Checks for the Vehicle Entry Permit (VEP) will not be enforced during both peak and non-peak hours until further notice, the Ministry of Transport told Channel News Asia. Registration for the VEP was opened in April this year, with owners of foreign vehicles given six months to apply for and install the RFID tag. The VEP for each registered vehicle is valid for five years.

The Malaysian government announced in April that it would begin enforcement of the VEP beginning October 1, though the requirement of the VEP for vehicles entering the country was deferred at the end of last month at the Sultan Abu Bakar Complex (Tuas) and Sultan Iskandar Building (Woodlands) checkpoints.

The transport ministry also announced the opening of another VEP RFID Tag fitment centre at the outbound Sultan Abu Bakar Complex JPJ office at a date yet to be announced. The first phase of enforcement was to have commenced at the southern border with Singapore; the author of the Channel News Asia report noted that there was no enforcement of the VEP when their vehicle both entered and departed from Malaysia on October 1, when the VEP was to have taken effect.

The Malaysian government said that the VEP “is a vital component in its efforts to address the problems with owners of foreign vehicles that have violated our road transport laws and the issues with irresponsible parties exporting/importing stolen or illegitimately registered vehicles across the country’s borders.”
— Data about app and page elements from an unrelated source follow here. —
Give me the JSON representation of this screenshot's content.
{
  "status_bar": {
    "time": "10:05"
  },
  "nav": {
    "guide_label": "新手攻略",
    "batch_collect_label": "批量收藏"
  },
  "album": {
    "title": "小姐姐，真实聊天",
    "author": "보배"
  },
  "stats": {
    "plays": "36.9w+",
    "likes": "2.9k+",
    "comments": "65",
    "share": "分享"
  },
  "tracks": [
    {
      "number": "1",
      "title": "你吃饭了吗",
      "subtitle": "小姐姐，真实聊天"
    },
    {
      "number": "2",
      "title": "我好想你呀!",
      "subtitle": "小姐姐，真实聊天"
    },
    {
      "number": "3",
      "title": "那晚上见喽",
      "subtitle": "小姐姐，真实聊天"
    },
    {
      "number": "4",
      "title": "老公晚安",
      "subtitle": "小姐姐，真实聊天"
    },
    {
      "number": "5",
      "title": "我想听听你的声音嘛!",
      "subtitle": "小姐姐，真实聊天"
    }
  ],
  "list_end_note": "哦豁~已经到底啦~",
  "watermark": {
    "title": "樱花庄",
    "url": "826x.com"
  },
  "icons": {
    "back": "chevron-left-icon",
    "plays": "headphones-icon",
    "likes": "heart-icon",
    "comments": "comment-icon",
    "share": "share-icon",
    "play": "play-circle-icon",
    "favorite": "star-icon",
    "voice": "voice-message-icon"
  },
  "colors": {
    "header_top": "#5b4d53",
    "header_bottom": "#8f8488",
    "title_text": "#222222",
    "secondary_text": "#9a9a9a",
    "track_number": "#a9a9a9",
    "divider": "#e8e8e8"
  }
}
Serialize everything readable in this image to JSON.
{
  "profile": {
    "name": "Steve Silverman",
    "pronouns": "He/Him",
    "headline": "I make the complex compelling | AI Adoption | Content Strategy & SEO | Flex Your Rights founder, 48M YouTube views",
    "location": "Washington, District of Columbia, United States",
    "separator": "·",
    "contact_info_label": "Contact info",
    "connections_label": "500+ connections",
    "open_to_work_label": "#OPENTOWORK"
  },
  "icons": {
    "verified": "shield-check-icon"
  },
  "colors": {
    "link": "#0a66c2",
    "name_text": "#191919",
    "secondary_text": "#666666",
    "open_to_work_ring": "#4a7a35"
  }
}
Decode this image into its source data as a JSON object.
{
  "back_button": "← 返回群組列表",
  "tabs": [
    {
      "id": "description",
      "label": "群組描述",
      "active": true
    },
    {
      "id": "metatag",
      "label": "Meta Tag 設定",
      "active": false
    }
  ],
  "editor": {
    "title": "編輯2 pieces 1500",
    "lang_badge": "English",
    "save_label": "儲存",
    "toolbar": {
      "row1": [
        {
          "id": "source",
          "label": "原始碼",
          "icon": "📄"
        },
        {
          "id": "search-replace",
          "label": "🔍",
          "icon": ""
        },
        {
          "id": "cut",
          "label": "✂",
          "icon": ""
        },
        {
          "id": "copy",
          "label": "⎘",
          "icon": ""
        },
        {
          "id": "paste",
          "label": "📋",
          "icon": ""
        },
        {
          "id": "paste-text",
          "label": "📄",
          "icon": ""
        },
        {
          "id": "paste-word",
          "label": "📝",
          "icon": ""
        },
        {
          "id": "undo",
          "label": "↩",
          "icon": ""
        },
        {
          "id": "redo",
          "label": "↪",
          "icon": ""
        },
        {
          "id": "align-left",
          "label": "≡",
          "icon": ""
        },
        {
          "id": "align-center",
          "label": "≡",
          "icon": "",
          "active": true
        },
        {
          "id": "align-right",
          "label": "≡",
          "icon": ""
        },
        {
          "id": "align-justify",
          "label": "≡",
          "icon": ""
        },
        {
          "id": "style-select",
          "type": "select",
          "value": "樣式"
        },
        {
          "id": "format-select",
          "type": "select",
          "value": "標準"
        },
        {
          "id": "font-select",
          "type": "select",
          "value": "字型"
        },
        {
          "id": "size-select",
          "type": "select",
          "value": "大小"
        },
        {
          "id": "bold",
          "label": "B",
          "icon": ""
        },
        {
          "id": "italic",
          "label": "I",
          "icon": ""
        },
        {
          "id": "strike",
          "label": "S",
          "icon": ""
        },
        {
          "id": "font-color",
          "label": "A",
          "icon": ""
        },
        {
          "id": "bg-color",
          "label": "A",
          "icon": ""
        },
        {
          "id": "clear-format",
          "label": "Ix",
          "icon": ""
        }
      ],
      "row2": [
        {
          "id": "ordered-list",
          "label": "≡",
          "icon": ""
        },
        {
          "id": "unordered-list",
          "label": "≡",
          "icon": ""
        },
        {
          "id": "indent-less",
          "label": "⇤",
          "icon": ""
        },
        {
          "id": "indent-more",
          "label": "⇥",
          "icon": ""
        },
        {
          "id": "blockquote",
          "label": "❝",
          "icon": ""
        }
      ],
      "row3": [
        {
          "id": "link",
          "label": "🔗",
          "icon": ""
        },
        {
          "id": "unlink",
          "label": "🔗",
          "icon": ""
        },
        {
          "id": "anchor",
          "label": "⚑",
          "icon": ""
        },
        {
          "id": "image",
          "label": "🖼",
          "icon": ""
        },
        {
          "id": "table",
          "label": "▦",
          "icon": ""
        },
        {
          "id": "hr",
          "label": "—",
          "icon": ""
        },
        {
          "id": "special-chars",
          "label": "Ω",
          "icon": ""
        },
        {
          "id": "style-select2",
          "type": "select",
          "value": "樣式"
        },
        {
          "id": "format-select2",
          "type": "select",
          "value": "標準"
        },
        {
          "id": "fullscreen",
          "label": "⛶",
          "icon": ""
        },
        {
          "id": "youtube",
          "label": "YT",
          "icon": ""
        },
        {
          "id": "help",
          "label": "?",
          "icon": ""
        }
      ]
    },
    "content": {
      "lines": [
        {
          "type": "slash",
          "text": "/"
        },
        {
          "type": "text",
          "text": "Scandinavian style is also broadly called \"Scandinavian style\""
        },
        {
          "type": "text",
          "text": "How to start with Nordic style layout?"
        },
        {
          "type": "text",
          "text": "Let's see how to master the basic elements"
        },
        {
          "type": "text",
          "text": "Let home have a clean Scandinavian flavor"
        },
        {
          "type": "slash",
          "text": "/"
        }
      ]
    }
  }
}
The latter was in reference to ‘cloned vehicles‘ or those that were supposed to be scrapped in Singapore, but instead illegally imported into Malaysia for sale below market prices and subsequently run on fake number plates mirroring those of a similar vehicle.